THE TOUR GROSSED $64 million, after nearly doubling the initial number of dates, and kept relevant two bands that hadn’t released studio albums in two years in Aerosmith’s case (“Just Push Play” in 2001) and five in KISS’s (1998’s “Psycho Circus”), but that didn’t stop their members from getting on the radio nine years later to air their grievances like a bunch of WWE heels on Festivus Eve. Steven Tyler fired the first potshot during a 2012 interview by stating that seeing KISS on the coheadlining tour was “like watching a different level of concert.”
After calling them “a comic-book rock band,” he continued: “They’ve got a couple of hits, but they’re more, they’re comic book—you see them in their spackled faces. But it is different — a KISS lick, a Joe Perry lick — two different worlds, and sometimes depending on the time of day I get offended [by comparisons].”
“It’s two different animals,” Perry chimed in. “They went the theatrical way and used rock and roll kind of as their soundtrack. And for Aerosmith, the music is our show. And from that point of view, it’s apples and oranges.”
In response, Stanley told the syndicated Rockline that Tyler had a chip on his shoulder throughout the tour. “There is some sort of ambivalence or looking down his nose a bit towards KISS,” he said. “I have to say that seeing him go on after us and play to an underwhelmed audience, and see people walking out, didn’t feel too bad to me.”
Despite calling Joey Kramer an asshole and Tyler an even bigger attention hog than Stanley, Criss in his autobiography wrote that he was honored to share the stage with their band. Still, Tyler’s comments were disappointing. “It kind of hurt my feelings, ’cause I really like the guys,” he said in a New York radio interview. “He didn’t give me that impression when we toured together.”
Reflecting on the war of words seven years later, Stanley says, “I don’t want to insult or attack anybody in the band. They’re great guys, for the most part.
“There’s no better Aerosmith than Aerosmith,” he continues. “As in many bands, there are personalities and flaws in personalities that everyone has to deal with. There’s clearly someone in that band who has their own issues that have more to do with them than with us. From the beginning, although we didn’t socialize because our schedules kept us apart, I always thought highly of Aerosmith. You don’t last 50 years unless you’ve got something timeless and something that grows parallel to your audience.”
In 2004, after enduring a complicated tour with a band for whom they would forever harbor mixed feelings, Aerosmith, to support their 14th studio album, “Honkin’ on Bobo,” decided to take out a group they absolutely adored: Cheap Trick.
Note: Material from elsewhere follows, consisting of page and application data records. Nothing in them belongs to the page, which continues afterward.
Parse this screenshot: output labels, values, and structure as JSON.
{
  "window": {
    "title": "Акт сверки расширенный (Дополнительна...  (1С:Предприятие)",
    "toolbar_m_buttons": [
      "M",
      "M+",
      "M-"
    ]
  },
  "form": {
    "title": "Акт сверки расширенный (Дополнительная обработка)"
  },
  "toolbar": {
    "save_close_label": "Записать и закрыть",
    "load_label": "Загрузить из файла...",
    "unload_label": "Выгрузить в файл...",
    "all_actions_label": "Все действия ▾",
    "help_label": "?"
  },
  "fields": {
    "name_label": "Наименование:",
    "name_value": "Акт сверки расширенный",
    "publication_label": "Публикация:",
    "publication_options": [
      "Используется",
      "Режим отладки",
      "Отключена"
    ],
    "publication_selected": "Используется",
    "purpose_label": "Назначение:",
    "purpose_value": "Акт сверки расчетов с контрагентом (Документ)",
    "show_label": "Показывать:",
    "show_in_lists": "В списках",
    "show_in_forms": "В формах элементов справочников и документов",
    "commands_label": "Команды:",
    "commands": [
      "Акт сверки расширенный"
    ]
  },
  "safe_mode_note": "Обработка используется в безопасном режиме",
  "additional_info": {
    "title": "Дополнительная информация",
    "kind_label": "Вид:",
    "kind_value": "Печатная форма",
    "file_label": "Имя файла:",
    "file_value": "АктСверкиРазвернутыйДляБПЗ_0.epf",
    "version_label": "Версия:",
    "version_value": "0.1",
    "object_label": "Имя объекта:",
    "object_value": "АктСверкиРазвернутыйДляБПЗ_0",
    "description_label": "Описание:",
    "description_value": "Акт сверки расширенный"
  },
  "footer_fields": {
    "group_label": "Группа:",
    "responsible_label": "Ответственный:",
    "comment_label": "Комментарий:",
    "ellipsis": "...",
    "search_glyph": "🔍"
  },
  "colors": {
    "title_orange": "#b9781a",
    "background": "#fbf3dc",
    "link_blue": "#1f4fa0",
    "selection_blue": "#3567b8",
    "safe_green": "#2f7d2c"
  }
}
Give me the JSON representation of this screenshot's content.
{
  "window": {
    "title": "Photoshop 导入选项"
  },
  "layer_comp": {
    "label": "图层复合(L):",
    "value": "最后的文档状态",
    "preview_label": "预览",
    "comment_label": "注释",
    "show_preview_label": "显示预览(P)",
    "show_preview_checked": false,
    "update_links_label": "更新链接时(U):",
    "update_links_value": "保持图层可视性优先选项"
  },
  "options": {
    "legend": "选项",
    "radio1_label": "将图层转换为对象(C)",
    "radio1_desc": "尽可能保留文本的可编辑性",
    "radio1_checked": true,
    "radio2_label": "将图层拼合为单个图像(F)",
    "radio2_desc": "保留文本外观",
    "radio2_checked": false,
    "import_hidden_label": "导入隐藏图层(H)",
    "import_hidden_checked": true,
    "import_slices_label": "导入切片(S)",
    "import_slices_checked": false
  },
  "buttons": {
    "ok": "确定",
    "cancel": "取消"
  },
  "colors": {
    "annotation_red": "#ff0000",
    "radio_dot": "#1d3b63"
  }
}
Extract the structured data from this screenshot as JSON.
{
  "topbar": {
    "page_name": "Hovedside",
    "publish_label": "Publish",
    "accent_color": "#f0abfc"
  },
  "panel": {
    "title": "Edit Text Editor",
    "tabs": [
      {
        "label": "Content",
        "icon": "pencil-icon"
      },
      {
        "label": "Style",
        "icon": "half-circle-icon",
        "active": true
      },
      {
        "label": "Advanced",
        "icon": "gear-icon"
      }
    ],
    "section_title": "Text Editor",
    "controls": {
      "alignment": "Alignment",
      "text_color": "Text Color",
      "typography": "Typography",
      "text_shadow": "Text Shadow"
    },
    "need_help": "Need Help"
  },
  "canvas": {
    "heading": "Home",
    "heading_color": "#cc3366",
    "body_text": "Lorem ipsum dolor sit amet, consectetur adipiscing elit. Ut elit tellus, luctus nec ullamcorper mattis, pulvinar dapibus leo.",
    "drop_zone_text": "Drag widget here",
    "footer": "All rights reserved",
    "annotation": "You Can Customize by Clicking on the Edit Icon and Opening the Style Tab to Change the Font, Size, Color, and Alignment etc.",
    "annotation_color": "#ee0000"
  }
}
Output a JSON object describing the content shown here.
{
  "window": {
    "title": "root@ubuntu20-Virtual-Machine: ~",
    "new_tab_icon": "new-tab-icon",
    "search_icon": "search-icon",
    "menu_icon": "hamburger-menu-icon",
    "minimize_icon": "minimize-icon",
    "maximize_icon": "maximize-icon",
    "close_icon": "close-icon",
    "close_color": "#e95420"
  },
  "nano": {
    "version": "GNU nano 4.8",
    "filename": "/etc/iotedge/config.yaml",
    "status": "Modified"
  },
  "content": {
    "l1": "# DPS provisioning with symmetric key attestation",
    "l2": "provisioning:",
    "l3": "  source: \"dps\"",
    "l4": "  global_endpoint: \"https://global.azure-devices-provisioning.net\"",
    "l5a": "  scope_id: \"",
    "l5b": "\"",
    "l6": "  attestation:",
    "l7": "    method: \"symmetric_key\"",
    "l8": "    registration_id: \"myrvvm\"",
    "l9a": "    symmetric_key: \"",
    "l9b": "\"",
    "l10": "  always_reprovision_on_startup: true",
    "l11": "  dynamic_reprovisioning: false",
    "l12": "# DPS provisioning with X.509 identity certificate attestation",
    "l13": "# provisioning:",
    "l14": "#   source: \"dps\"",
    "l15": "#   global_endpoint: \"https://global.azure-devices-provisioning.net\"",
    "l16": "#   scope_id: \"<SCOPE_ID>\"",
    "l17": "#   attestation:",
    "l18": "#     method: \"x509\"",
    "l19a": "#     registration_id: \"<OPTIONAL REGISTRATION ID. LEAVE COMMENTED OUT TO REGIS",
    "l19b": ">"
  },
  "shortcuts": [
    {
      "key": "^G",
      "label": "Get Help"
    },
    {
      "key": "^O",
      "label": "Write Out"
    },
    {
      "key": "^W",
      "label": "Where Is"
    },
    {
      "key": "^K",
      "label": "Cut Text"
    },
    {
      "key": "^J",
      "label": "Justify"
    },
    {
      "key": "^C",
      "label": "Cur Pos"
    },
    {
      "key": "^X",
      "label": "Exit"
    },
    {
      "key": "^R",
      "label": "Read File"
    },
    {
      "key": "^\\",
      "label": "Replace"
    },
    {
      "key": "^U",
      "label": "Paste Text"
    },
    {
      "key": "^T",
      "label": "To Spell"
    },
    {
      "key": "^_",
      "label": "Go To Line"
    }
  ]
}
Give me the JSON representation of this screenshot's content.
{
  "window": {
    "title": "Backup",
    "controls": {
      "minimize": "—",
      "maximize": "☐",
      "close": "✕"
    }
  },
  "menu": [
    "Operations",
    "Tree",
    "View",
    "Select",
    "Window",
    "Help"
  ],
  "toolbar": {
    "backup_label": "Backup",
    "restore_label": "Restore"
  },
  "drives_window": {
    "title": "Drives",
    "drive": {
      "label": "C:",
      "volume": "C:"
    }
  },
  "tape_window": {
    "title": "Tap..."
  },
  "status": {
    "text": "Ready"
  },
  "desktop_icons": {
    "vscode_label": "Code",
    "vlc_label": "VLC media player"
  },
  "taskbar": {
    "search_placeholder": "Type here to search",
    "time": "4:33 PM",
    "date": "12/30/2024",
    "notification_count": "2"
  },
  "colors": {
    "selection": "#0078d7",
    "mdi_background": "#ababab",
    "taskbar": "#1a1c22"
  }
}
Excerpted from “They Just Seem a Little Weird: How KISS, Cheap Trick, Aerosmith, and Starz Remade Rock and Roll” by Doug Brod. Copyright © 2020. Available from Hachette Books, an imprint of Hachette Book Group, Inc.